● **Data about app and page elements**
##########
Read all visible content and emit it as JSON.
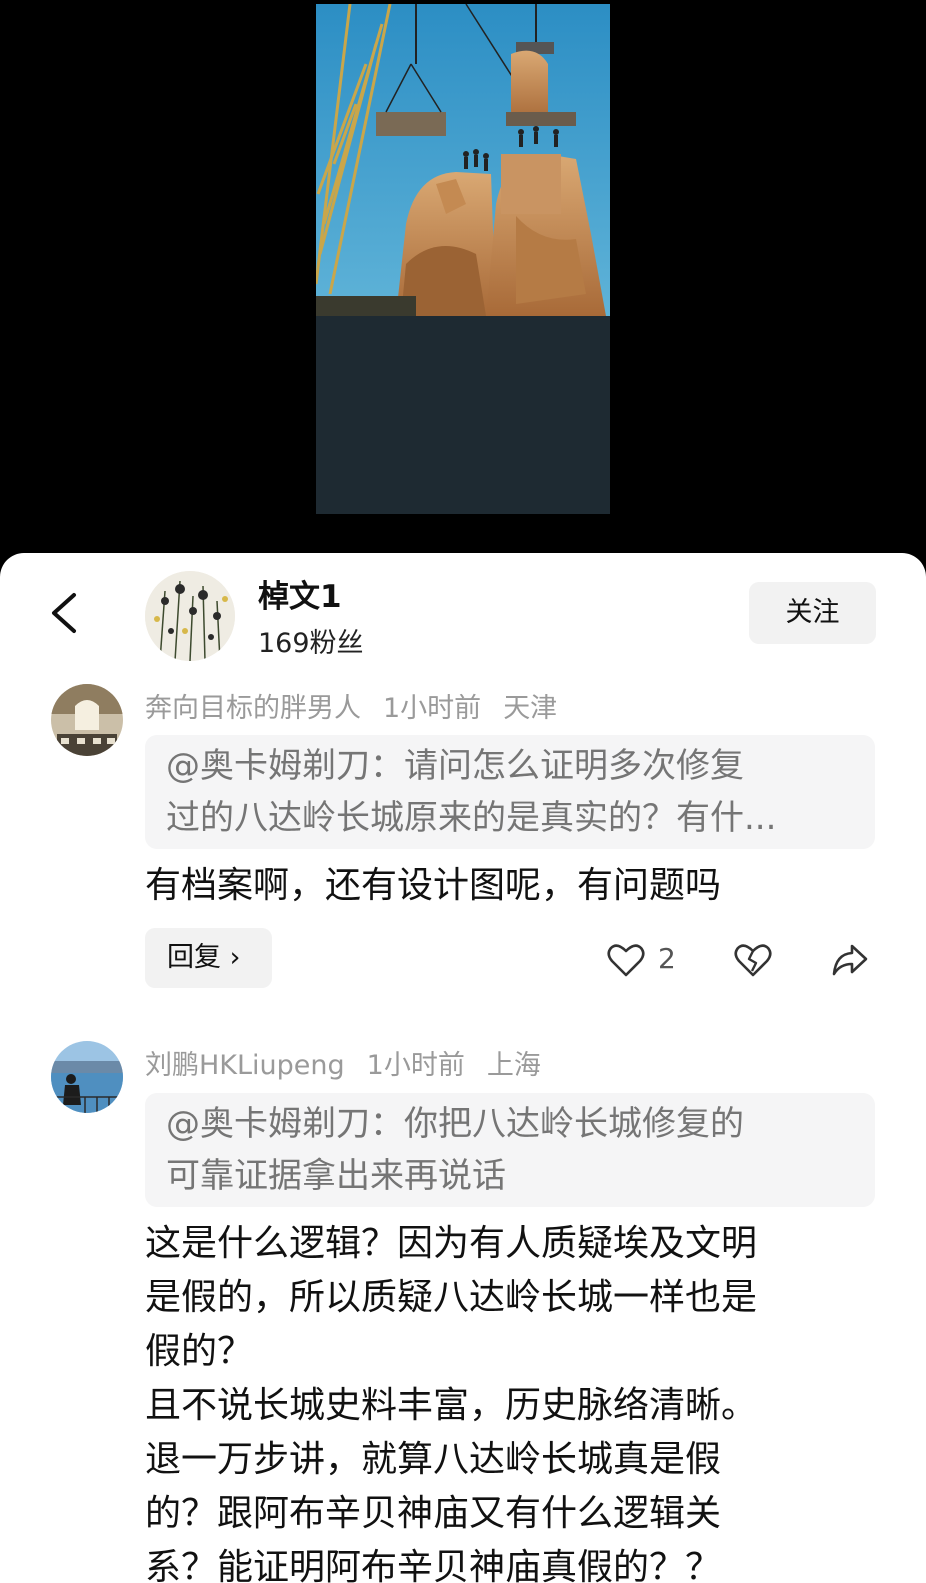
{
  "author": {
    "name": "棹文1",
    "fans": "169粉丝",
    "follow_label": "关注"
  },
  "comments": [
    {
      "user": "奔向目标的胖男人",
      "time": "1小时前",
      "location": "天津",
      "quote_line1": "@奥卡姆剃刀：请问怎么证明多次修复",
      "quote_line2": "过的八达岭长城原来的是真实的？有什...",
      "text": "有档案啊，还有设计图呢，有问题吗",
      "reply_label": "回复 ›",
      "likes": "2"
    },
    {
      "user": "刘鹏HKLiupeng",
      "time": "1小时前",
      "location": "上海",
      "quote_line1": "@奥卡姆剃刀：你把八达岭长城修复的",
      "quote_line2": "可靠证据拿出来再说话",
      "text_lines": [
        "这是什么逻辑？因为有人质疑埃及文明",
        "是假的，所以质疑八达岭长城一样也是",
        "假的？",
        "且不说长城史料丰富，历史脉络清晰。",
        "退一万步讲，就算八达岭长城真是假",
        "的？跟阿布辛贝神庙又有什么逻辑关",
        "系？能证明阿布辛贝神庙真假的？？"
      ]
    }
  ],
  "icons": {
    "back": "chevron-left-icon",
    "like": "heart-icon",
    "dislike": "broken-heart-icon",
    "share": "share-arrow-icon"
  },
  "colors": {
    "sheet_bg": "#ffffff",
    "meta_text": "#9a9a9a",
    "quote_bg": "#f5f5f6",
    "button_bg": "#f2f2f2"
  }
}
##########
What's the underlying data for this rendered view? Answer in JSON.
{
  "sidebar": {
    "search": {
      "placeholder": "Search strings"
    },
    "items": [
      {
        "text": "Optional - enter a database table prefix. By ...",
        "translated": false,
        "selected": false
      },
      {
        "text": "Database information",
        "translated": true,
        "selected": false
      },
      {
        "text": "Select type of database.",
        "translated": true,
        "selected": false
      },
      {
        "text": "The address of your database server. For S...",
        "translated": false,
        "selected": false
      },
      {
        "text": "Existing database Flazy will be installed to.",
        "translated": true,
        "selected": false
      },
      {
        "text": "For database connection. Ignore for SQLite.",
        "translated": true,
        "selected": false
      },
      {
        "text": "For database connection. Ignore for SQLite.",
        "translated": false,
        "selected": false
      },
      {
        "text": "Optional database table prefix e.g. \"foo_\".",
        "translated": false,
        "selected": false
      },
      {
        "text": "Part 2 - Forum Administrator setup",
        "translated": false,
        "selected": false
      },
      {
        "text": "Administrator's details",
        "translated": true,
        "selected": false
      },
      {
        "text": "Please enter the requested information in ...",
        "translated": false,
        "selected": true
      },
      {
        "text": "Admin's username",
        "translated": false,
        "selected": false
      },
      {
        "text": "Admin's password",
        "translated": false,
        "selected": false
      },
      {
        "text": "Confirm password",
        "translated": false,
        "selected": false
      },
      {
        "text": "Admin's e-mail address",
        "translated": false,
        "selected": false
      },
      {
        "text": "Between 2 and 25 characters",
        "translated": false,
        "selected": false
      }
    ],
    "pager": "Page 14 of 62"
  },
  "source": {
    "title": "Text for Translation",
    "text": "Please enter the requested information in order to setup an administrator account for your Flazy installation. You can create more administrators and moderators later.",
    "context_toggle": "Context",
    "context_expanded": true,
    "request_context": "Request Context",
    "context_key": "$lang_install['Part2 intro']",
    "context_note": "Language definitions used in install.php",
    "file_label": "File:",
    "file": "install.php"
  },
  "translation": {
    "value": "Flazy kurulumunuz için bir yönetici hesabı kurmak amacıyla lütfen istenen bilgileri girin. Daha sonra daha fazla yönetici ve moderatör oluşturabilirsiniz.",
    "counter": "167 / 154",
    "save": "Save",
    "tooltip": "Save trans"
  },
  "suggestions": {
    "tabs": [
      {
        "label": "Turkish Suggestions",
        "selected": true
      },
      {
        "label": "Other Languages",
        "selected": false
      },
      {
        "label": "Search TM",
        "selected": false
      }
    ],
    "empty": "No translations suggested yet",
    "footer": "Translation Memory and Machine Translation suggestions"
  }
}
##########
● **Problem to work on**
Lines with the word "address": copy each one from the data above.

● **Answer for the task**
        "text": "The address of your database server. For S...",
        "text": "Admin's e-mail address",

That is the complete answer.